Please filter the entries for the word "icon" and copy every line that has it.

Component data from apps and pages
^^^^

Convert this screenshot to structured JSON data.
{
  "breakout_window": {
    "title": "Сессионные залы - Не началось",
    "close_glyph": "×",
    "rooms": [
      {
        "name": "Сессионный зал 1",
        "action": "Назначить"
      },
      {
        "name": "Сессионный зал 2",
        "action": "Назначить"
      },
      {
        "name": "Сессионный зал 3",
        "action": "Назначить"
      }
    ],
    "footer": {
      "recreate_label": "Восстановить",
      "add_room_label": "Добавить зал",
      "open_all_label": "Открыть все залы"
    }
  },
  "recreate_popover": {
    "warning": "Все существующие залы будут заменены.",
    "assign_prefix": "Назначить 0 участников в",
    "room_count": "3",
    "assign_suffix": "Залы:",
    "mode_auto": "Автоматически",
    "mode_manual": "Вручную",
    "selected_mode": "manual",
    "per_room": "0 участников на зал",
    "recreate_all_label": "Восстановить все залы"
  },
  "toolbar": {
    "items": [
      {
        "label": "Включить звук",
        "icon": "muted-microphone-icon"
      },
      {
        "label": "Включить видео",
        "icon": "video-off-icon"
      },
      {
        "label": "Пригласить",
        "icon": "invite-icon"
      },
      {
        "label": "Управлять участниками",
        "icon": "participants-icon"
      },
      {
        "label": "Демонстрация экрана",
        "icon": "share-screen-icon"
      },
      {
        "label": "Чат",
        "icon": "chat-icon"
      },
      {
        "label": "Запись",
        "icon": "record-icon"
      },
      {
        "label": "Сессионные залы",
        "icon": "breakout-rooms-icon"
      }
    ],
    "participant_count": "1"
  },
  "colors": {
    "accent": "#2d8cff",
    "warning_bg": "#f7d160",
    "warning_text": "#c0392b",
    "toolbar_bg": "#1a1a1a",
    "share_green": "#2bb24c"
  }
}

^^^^

### Result below
        "icon": "muted-microphone-icon"
        "icon": "video-off-icon"
        "icon": "invite-icon"
        "icon": "participants-icon"
        "icon": "share-screen-icon"
        "icon": "chat-icon"
        "icon": "record-icon"
        "icon": "breakout-rooms-icon"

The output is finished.